##### DATA FOR THE TASK #####

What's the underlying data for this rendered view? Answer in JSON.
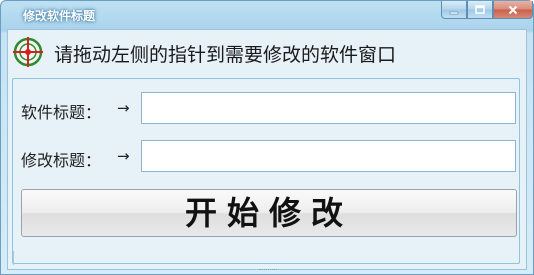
{
  "window": {
    "title": "修改软件标题",
    "controls": {
      "minimize_icon": "minimize-icon",
      "maximize_icon": "maximize-icon",
      "close_icon": "close-icon"
    }
  },
  "header": {
    "icon": "crosshair-target-icon",
    "instruction": "请拖动左侧的指针到需要修改的软件窗口"
  },
  "form": {
    "software_title_label": "软件标题：",
    "software_title_arrow": "→",
    "software_title_value": "",
    "modify_title_label": "修改标题：",
    "modify_title_arrow": "→",
    "modify_title_value": "",
    "start_button_label": "开始修改"
  },
  "colors": {
    "titlebar": "#a9d3ec",
    "client_bg": "#e7f1f8",
    "crosshair_green": "#2e8b2e",
    "crosshair_red": "#d62020",
    "close_button": "#c7604a"
  }
}
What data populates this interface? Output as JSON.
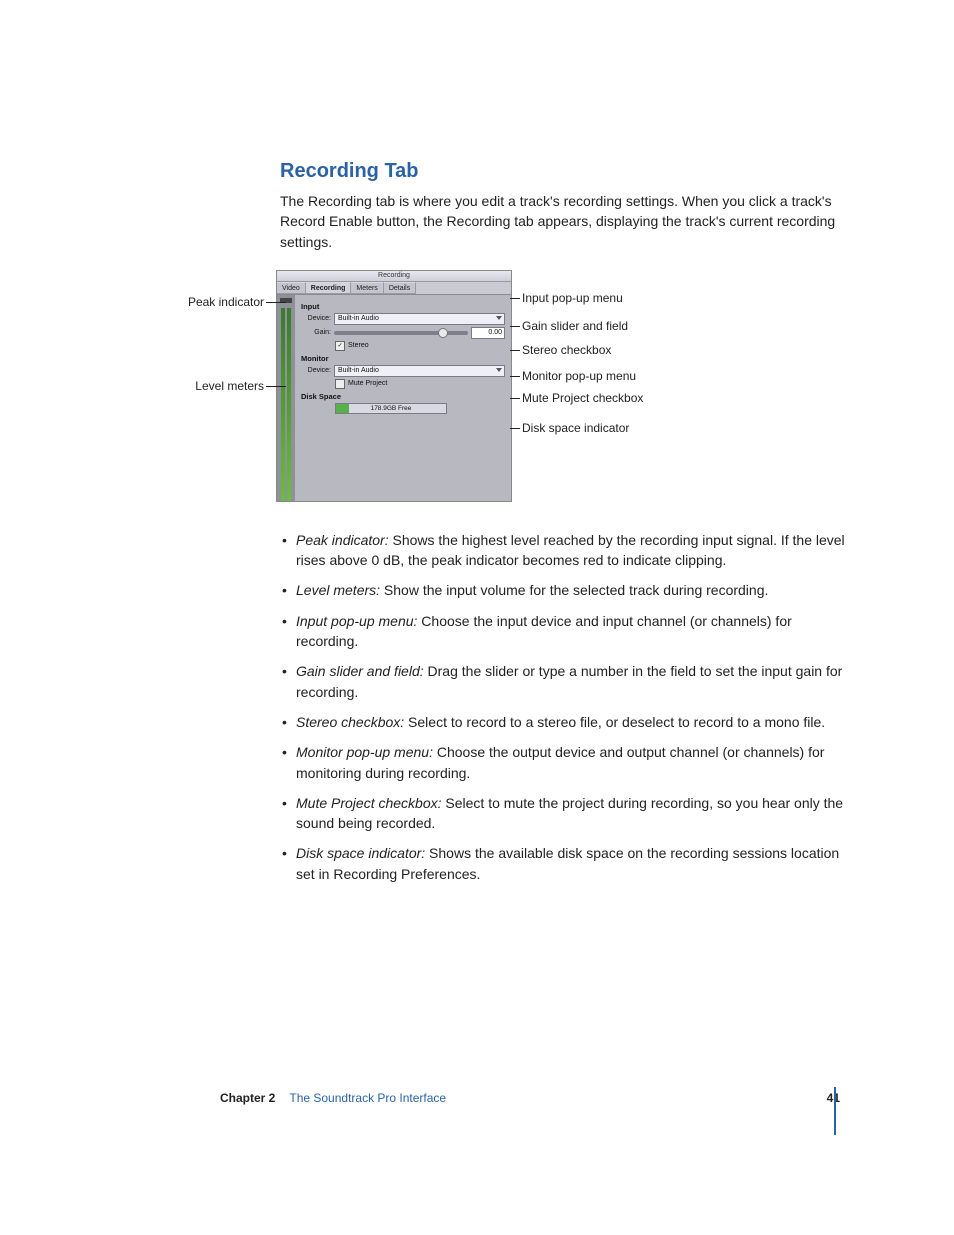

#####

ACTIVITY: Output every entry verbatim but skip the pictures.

RESPONSE TO THIS TASK:
What's the underlying data for this rendered view? Answer in JSON.
{
  "window": {
    "title": "修改软件标题",
    "controls": {
      "minimize_icon": "minimize-icon",
      "maximize_icon": "maximize-icon",
      "close_icon": "close-icon"
    }
  },
  "header": {
    "icon": "crosshair-target-icon",
    "instruction": "请拖动左侧的指针到需要修改的软件窗口"
  },
  "form": {
    "software_title_label": "软件标题：",
    "software_title_arrow": "→",
    "software_title_value": "",
    "modify_title_label": "修改标题：",
    "modify_title_arrow": "→",
    "modify_title_value": "",
    "start_button_label": "开始修改"
  },
  "colors": {
    "titlebar": "#a9d3ec",
    "client_bg": "#e7f1f8",
    "crosshair_green": "#2e8b2e",
    "crosshair_red": "#d62020",
    "close_button": "#c7604a"
  }
}
What data populates this interface? Output as JSON.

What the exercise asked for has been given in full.